Could you copy each line of the entries that contains "heading"?
__________________________________________________
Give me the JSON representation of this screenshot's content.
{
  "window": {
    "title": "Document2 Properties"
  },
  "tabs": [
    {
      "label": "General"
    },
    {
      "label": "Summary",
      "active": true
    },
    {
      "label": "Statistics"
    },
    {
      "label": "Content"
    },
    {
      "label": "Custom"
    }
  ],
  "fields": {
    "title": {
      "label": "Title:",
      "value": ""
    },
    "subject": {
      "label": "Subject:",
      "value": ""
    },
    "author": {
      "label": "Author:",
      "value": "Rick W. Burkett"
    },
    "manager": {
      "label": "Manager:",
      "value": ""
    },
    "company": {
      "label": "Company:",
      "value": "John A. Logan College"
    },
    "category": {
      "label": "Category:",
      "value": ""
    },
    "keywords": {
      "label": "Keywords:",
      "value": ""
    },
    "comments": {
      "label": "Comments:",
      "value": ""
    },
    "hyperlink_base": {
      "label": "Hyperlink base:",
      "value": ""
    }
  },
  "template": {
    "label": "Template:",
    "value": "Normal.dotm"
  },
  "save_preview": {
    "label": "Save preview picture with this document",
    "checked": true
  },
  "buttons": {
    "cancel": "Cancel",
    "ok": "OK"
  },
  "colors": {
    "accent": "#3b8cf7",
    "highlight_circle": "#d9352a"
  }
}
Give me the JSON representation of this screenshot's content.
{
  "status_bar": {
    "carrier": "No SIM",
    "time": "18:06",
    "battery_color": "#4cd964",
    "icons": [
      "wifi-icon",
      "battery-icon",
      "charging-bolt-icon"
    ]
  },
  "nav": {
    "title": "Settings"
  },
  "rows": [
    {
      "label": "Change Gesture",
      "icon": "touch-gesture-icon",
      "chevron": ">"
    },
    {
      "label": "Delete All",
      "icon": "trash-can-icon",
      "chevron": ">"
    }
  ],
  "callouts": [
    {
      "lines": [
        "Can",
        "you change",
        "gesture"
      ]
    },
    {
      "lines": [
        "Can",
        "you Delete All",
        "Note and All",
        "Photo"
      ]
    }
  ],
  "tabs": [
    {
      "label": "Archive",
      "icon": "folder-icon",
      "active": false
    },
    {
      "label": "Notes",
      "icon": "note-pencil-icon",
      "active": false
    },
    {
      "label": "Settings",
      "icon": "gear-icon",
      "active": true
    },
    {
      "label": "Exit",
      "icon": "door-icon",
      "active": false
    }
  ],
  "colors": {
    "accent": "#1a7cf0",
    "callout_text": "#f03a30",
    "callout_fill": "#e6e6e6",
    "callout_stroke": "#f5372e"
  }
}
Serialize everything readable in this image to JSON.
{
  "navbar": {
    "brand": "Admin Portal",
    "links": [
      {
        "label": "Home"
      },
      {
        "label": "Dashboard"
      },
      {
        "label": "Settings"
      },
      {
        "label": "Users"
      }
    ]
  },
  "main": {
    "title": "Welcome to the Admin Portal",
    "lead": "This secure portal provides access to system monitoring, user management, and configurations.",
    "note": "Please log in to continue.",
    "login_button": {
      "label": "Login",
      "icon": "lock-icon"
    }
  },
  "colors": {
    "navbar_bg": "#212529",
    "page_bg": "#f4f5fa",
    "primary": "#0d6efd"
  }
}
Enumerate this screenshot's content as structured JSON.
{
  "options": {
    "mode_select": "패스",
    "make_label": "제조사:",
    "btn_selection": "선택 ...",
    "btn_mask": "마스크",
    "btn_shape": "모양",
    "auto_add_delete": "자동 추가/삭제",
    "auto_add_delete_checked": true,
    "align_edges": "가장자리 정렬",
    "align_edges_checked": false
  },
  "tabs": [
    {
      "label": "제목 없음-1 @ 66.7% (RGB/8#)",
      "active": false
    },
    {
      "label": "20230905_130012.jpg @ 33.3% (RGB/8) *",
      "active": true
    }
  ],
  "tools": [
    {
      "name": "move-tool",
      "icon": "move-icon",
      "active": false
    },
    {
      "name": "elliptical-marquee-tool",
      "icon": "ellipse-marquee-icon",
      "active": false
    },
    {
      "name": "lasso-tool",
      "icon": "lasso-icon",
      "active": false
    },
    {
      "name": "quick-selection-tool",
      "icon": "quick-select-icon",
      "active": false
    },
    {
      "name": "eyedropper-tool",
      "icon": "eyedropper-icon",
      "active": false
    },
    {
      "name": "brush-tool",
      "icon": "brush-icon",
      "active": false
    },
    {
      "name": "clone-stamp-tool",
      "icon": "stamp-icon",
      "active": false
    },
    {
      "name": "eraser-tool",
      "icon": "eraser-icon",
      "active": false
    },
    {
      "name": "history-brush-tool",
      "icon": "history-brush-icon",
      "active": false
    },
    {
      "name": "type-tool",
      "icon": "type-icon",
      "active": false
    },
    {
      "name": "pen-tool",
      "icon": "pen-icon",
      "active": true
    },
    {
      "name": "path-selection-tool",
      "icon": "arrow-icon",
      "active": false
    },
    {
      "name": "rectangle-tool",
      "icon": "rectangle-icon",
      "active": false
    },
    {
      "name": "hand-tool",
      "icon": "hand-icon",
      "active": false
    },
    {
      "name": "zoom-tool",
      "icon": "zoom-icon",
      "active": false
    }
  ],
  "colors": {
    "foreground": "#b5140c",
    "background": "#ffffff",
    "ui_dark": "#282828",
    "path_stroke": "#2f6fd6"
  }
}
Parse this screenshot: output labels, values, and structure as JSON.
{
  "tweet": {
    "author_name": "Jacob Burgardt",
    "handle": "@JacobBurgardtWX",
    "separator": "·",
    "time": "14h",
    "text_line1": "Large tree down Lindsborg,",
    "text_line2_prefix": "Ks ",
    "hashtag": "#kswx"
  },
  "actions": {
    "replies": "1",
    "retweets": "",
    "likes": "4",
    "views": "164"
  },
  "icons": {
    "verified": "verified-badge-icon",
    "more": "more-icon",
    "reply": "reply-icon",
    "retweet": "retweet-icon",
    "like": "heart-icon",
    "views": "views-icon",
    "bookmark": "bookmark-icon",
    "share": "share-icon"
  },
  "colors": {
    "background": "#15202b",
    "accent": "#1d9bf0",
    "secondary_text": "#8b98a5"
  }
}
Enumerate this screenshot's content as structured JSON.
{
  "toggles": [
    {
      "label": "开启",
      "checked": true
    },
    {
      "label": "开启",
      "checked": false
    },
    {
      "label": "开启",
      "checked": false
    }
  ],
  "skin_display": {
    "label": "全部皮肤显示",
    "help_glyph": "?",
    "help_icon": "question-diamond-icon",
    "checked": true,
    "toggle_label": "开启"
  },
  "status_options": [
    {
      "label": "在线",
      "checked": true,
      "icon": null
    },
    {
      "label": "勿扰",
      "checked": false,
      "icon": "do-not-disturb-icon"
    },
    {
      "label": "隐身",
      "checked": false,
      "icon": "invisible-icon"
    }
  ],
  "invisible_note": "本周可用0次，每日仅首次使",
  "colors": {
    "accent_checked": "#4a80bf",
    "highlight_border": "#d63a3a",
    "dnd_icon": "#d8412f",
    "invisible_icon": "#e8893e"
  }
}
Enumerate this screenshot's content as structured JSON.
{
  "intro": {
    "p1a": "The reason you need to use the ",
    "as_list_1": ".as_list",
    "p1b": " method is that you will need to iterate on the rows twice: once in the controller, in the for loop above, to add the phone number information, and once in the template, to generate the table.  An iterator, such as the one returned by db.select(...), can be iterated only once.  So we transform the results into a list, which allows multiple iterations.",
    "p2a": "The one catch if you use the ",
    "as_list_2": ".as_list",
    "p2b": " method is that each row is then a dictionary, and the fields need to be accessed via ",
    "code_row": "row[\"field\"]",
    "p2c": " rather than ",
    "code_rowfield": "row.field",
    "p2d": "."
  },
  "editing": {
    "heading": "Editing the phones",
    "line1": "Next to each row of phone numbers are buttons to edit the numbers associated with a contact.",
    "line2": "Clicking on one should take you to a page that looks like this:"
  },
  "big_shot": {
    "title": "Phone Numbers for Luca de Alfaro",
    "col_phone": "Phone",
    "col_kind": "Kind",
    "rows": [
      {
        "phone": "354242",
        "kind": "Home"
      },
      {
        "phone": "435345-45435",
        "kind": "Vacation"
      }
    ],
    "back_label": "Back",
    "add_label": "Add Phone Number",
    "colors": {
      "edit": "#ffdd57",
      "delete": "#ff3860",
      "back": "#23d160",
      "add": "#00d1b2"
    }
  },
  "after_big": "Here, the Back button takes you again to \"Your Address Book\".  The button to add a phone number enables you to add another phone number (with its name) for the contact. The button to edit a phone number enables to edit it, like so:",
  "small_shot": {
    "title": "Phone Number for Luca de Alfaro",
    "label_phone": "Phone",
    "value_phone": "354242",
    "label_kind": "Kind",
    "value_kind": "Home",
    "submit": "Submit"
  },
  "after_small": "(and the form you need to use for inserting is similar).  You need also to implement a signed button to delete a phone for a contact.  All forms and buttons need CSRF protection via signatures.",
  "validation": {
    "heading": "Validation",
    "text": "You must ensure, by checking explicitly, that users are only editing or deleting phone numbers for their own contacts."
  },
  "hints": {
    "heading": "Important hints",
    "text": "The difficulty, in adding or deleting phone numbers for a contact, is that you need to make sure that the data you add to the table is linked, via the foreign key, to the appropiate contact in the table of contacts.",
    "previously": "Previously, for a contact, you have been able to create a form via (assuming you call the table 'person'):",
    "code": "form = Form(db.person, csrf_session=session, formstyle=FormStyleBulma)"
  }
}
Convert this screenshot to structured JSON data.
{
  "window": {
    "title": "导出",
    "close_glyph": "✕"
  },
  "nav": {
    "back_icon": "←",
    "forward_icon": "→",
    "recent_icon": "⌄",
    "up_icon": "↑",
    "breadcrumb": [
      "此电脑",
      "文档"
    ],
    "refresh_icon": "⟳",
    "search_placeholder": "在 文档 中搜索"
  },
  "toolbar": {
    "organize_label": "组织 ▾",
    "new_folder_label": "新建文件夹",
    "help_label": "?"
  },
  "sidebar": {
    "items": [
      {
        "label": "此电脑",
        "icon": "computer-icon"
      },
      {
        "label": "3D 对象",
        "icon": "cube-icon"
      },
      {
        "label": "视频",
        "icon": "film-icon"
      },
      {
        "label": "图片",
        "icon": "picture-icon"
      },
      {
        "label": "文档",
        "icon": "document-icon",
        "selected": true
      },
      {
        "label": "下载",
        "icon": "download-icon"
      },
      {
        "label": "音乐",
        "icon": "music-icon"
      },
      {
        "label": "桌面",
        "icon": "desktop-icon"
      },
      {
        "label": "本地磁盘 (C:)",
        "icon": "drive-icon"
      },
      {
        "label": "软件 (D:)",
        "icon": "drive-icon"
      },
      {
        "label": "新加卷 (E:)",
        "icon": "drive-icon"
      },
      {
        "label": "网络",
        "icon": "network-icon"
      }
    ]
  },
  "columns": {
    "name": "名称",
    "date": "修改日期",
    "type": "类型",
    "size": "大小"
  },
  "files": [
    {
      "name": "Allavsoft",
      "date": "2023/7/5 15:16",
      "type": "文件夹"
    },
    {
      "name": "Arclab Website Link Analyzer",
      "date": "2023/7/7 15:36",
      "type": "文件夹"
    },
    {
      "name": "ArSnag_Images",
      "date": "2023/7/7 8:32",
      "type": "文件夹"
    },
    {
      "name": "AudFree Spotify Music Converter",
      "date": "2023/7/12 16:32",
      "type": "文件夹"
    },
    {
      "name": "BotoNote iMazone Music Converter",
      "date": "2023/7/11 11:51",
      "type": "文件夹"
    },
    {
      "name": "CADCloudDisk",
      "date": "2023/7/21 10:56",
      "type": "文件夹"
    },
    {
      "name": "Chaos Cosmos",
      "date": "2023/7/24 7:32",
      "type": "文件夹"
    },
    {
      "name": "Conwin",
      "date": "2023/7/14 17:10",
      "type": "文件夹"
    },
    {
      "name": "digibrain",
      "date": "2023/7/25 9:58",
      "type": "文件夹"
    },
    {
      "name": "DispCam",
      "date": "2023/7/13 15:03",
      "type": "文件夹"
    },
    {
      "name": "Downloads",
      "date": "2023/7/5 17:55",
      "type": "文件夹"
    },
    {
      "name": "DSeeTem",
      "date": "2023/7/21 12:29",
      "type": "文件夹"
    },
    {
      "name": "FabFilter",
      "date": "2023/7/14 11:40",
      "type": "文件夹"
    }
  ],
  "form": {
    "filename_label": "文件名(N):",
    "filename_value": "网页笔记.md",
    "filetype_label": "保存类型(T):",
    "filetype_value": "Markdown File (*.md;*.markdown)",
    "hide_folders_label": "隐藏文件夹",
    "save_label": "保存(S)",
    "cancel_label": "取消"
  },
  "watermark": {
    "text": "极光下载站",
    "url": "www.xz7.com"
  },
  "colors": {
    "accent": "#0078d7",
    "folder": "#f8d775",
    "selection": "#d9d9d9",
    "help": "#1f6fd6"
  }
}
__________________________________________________
▸ **FINISHED EXERCISE**
    "heading": "Editing the phones",
    "heading": "Validation",
    "heading": "Important hints",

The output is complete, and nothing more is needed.